------ Data for review ------
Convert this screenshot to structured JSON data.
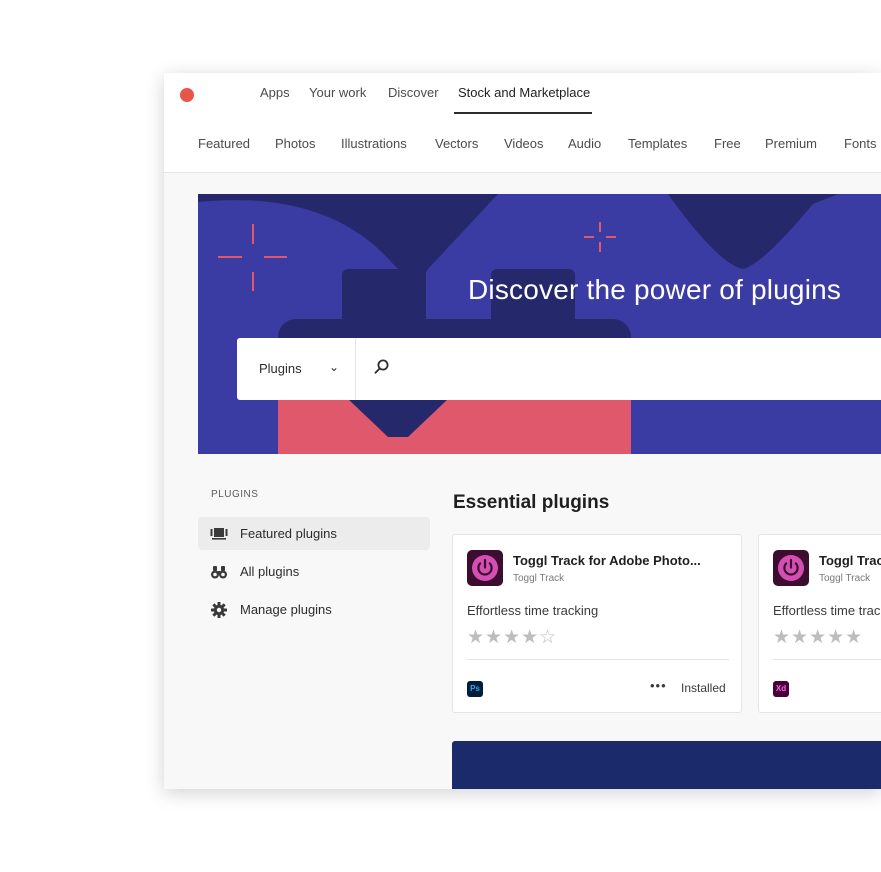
{
  "top_nav": {
    "items": [
      "Apps",
      "Your work",
      "Discover",
      "Stock and Marketplace"
    ],
    "active": "Stock and Marketplace"
  },
  "categories": [
    "Featured",
    "Photos",
    "Illustrations",
    "Vectors",
    "Videos",
    "Audio",
    "Templates",
    "Free",
    "Premium",
    "Fonts"
  ],
  "hero": {
    "title": "Discover the power of plugins",
    "search_scope": "Plugins",
    "search_placeholder": ""
  },
  "sidebar": {
    "heading": "PLUGINS",
    "items": [
      {
        "label": "Featured plugins",
        "icon": "featured-icon",
        "active": true
      },
      {
        "label": "All plugins",
        "icon": "binoculars-icon",
        "active": false
      },
      {
        "label": "Manage plugins",
        "icon": "gear-icon",
        "active": false
      }
    ]
  },
  "section": {
    "title": "Essential plugins"
  },
  "cards": [
    {
      "title": "Toggl Track for Adobe Photo...",
      "developer": "Toggl Track",
      "description": "Effortless time tracking",
      "stars": "★★★★☆",
      "rating": 4,
      "app": "Ps",
      "more": "•••",
      "status": "Installed"
    },
    {
      "title": "Toggl Trac",
      "developer": "Toggl Track",
      "description": "Effortless time trac",
      "stars": "★★★★★",
      "rating": 5,
      "app": "Xd",
      "more": "",
      "status": ""
    }
  ],
  "colors": {
    "accent_red": "#e8554a",
    "hero_purple": "#3b3ba4",
    "hero_navy": "#25296b",
    "hero_pink": "#e0586b",
    "plugin_pink": "#d44fb2",
    "ps_blue": "#001e36",
    "xd_purple": "#470137",
    "banner_navy": "#1b2a6b"
  }
}
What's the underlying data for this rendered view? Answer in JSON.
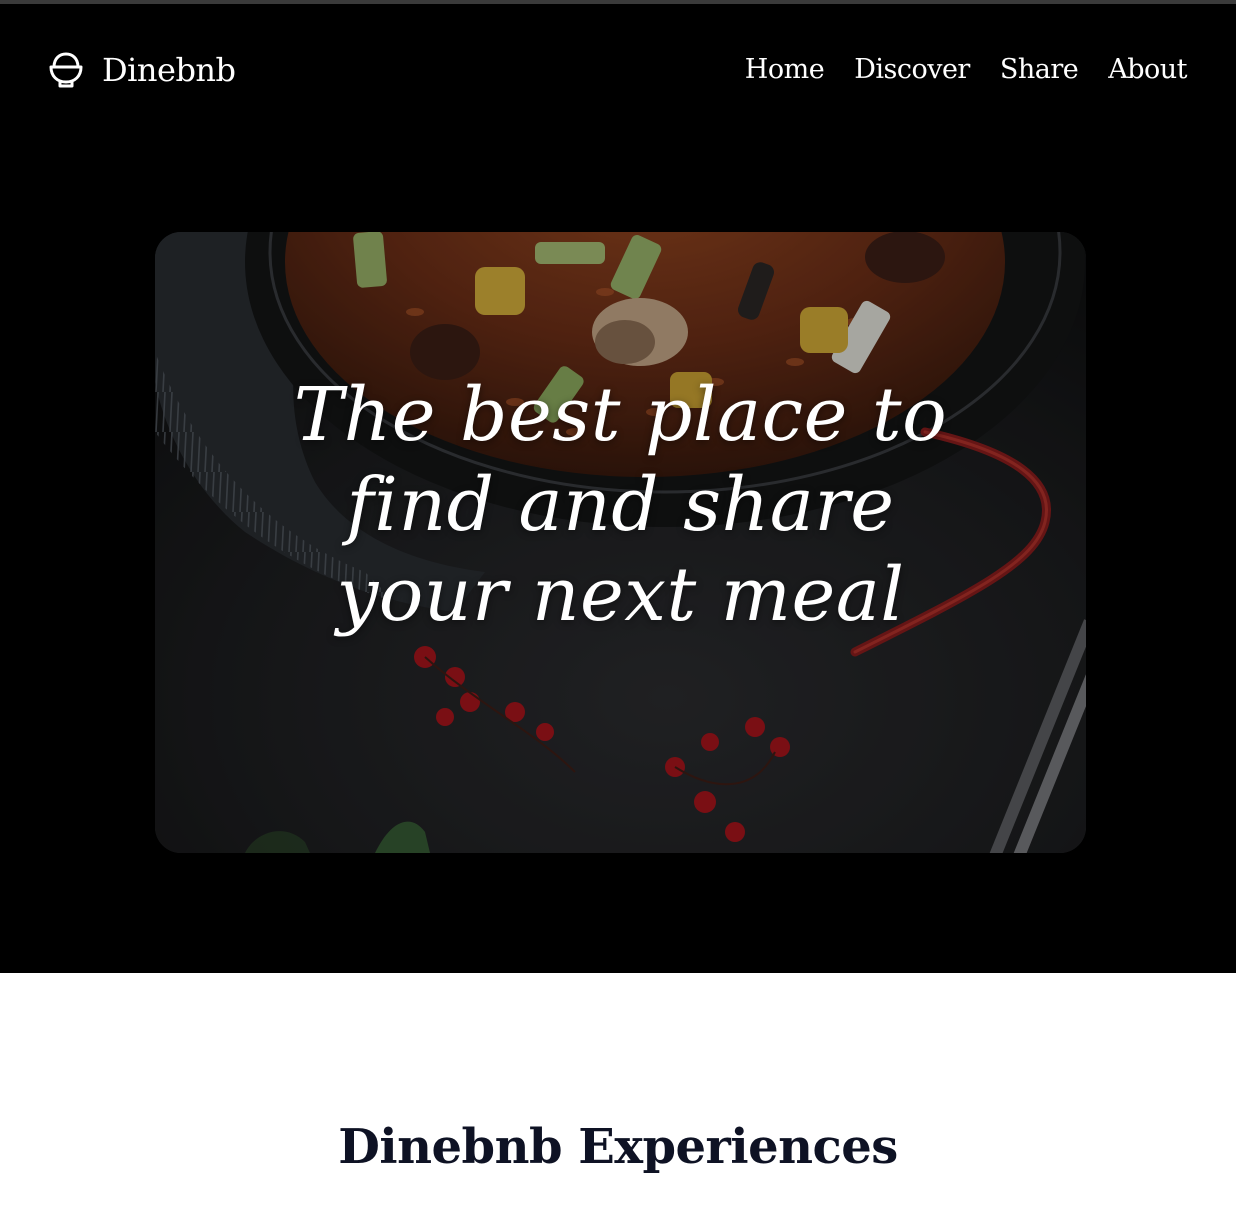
{
  "header": {
    "brand_name": "Dinebnb",
    "brand_icon": "rice-bowl-icon",
    "nav": [
      {
        "label": "Home"
      },
      {
        "label": "Discover"
      },
      {
        "label": "Share"
      },
      {
        "label": "About"
      }
    ]
  },
  "hero": {
    "heading": "The best place to find and share your next meal",
    "image": "paella-pan-photo"
  },
  "experiences": {
    "title": "Dinebnb Experiences"
  },
  "colors": {
    "hero_background": "#000000",
    "page_background": "#ffffff",
    "heading_text": "#0e1224",
    "nav_text": "#ffffff"
  }
}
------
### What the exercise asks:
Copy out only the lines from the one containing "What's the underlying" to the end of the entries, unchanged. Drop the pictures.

### Answer section:
What's the underlying data for this rendered view? Answer in JSON.
{
  "header": {
    "brand_name": "Dinebnb",
    "brand_icon": "rice-bowl-icon",
    "nav": [
      {
        "label": "Home"
      },
      {
        "label": "Discover"
      },
      {
        "label": "Share"
      },
      {
        "label": "About"
      }
    ]
  },
  "hero": {
    "heading": "The best place to find and share your next meal",
    "image": "paella-pan-photo"
  },
  "experiences": {
    "title": "Dinebnb Experiences"
  },
  "colors": {
    "hero_background": "#000000",
    "page_background": "#ffffff",
    "heading_text": "#0e1224",
    "nav_text": "#ffffff"
  }
}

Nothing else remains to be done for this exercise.